Question: I can understand how FODMAPs might cause diarrhea, but how do they cause constipation?
Short answer: I don't know. Skip the rest of this post if you're not keen on rambling speculation about FODMAPs and the gut microbiome.
In so-called simple constipation, as opposed to IBS, fiber/FODMAPs sometimes will actually improve symptoms. But let's talk about IBS-constipation predominant (IBS-C), which rarely responds to increasing fiber in the diet, and which we might be attempting to treat with a low FODMAP diet.
There is no final answer to the puzzling question: "how do FODMAPs cause IBS-C?" In fact, it isn't likely that food or food components cause IBS, rather there are underlying problems such as disordered immune function, dysbiosis, visceral hypersensitivity, slow or rapid transit time, etc. Still, reducing the FODMAPs in the diet can help manage symptoms.
Here are a few things to think about.

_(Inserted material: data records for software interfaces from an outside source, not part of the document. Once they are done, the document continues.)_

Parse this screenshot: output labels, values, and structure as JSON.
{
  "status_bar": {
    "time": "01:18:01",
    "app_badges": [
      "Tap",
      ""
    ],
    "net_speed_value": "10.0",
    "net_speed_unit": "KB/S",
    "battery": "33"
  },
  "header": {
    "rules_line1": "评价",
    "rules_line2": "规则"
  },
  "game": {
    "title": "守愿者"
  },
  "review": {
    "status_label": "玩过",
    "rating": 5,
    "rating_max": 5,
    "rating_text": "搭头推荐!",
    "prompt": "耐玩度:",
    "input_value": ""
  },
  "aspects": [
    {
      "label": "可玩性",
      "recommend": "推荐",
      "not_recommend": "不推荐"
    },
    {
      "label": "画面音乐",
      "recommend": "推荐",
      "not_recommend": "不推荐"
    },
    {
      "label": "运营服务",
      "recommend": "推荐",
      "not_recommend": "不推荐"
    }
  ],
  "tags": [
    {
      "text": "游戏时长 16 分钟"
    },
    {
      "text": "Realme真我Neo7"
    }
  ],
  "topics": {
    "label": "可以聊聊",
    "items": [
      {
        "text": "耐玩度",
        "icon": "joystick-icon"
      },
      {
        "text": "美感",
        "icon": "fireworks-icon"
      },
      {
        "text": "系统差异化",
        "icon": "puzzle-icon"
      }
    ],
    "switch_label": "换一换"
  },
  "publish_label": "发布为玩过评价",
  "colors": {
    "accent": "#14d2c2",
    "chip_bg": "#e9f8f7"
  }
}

The Merck Manual says "Constipation is difficult or infrequent passage of stool, hardness of stool, or a feeling of incomplete evacuation."
One way FODMAPs affect bowel function is via osmotic activity; in other words FODMAPs have the ability to attract and hold fluid in the gut. If anything, we might expect this to soften stool and perhaps cause urgent, watery diarrhea. That seems to suggest that the osmotic activity of FODMAPs is not the main problem in IBS-C, although it clearly plays a role in people with diarrhea-predominant IBS. (We can't rule out that colonic distention due to increased fluid load in the gut causes constipation through some sort of broken feedback loop in fluid balance physiology, though.)
The other way FODMAPs affect bowel function is via their rapid fermentability and how that interacts with the type, amount, and placement of the resident gut bacteria in people with IBS-C.
Every single one of us is colonized by a unique set of microbes, as unique as our fingerprints. There is some preliminary work now showing that people with IBS may tend toward different populations of microbes than people without IBS, and that people with IBS-C tend to be colonized by more methane-producing bacteria. Limiting FODMAPs in the diet changes the food supply available and affects the microbiome in unknown ways. Using probiotics or antibiotics also affects the type and amount of gut microbes, and can sometimes improve symptoms. How these observations relate to "difficult or infrequent passage of stool, hardness of stool, or a feeling of incomplete evacuation" only time will tell.